# Problem requirements:
This exercise requires an exact output of the listing, images omitted.

_ _ _ _ _ _ _

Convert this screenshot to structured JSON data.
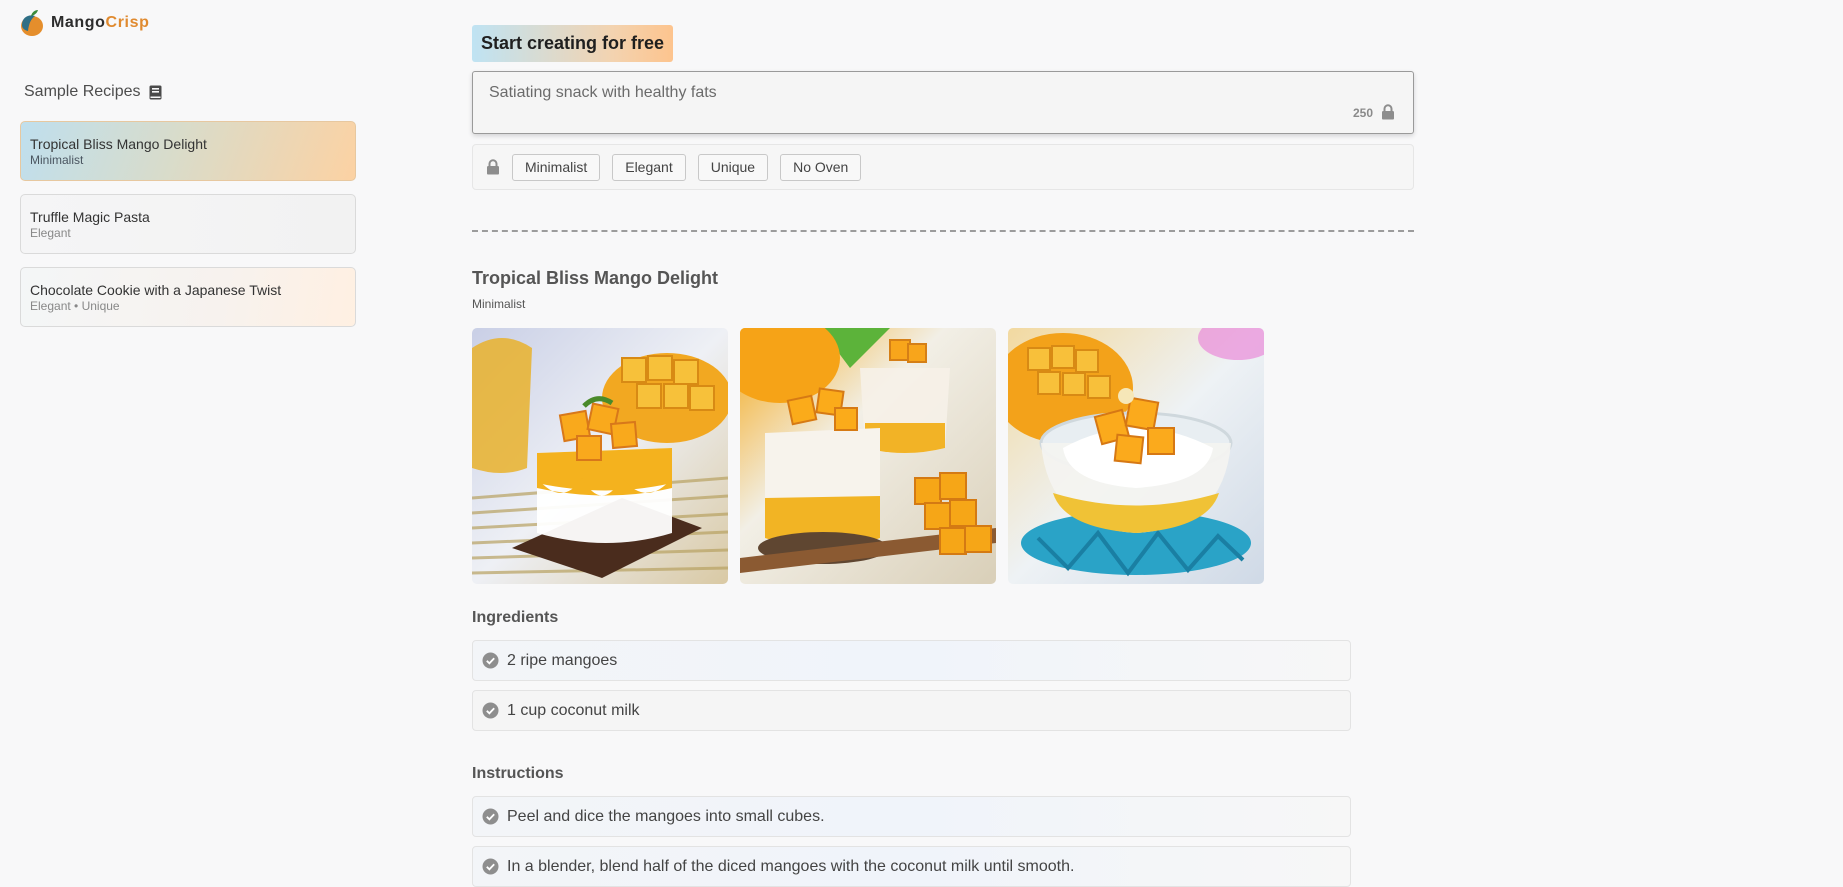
{
  "brand": {
    "name_part1": "Mango",
    "name_part2": "Crisp"
  },
  "sidebar": {
    "title": "Sample Recipes",
    "recipes": [
      {
        "name": "Tropical Bliss Mango Delight",
        "tags": "Minimalist",
        "active": true
      },
      {
        "name": "Truffle Magic Pasta",
        "tags": "Elegant"
      },
      {
        "name": "Chocolate Cookie with a Japanese Twist",
        "tags": "Elegant • Unique"
      }
    ]
  },
  "creator": {
    "cta_label": "Start creating for free",
    "prompt_value": "Satiating snack with healthy fats",
    "char_count": "250",
    "style_chips": [
      "Minimalist",
      "Elegant",
      "Unique",
      "No Oven"
    ]
  },
  "recipe_detail": {
    "title": "Tropical Bliss Mango Delight",
    "tag": "Minimalist",
    "images": [
      "mango-cube-glass-photo",
      "mango-parfait-cups-photo",
      "mango-bowl-photo"
    ],
    "ingredients_heading": "Ingredients",
    "ingredients": [
      "2 ripe mangoes",
      "1 cup coconut milk"
    ],
    "instructions_heading": "Instructions",
    "instructions": [
      "Peel and dice the mangoes into small cubes.",
      "In a blender, blend half of the diced mangoes with the coconut milk until smooth."
    ]
  },
  "colors": {
    "accent_orange": "#e08a2f",
    "active_card_gradient_start": "#bfdfee",
    "active_card_gradient_end": "#fcd2a3"
  }
}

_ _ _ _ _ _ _

# Written reply:
Convert this screenshot to structured JSON data.
{
  "brand": {
    "name_part1": "Mango",
    "name_part2": "Crisp"
  },
  "sidebar": {
    "title": "Sample Recipes",
    "recipes": [
      {
        "name": "Tropical Bliss Mango Delight",
        "tags": "Minimalist",
        "active": true
      },
      {
        "name": "Truffle Magic Pasta",
        "tags": "Elegant"
      },
      {
        "name": "Chocolate Cookie with a Japanese Twist",
        "tags": "Elegant • Unique"
      }
    ]
  },
  "creator": {
    "cta_label": "Start creating for free",
    "prompt_value": "Satiating snack with healthy fats",
    "char_count": "250",
    "style_chips": [
      "Minimalist",
      "Elegant",
      "Unique",
      "No Oven"
    ]
  },
  "recipe_detail": {
    "title": "Tropical Bliss Mango Delight",
    "tag": "Minimalist",
    "images": [
      "mango-cube-glass-photo",
      "mango-parfait-cups-photo",
      "mango-bowl-photo"
    ],
    "ingredients_heading": "Ingredients",
    "ingredients": [
      "2 ripe mangoes",
      "1 cup coconut milk"
    ],
    "instructions_heading": "Instructions",
    "instructions": [
      "Peel and dice the mangoes into small cubes.",
      "In a blender, blend half of the diced mangoes with the coconut milk until smooth."
    ]
  },
  "colors": {
    "accent_orange": "#e08a2f",
    "active_card_gradient_start": "#bfdfee",
    "active_card_gradient_end": "#fcd2a3"
  }
}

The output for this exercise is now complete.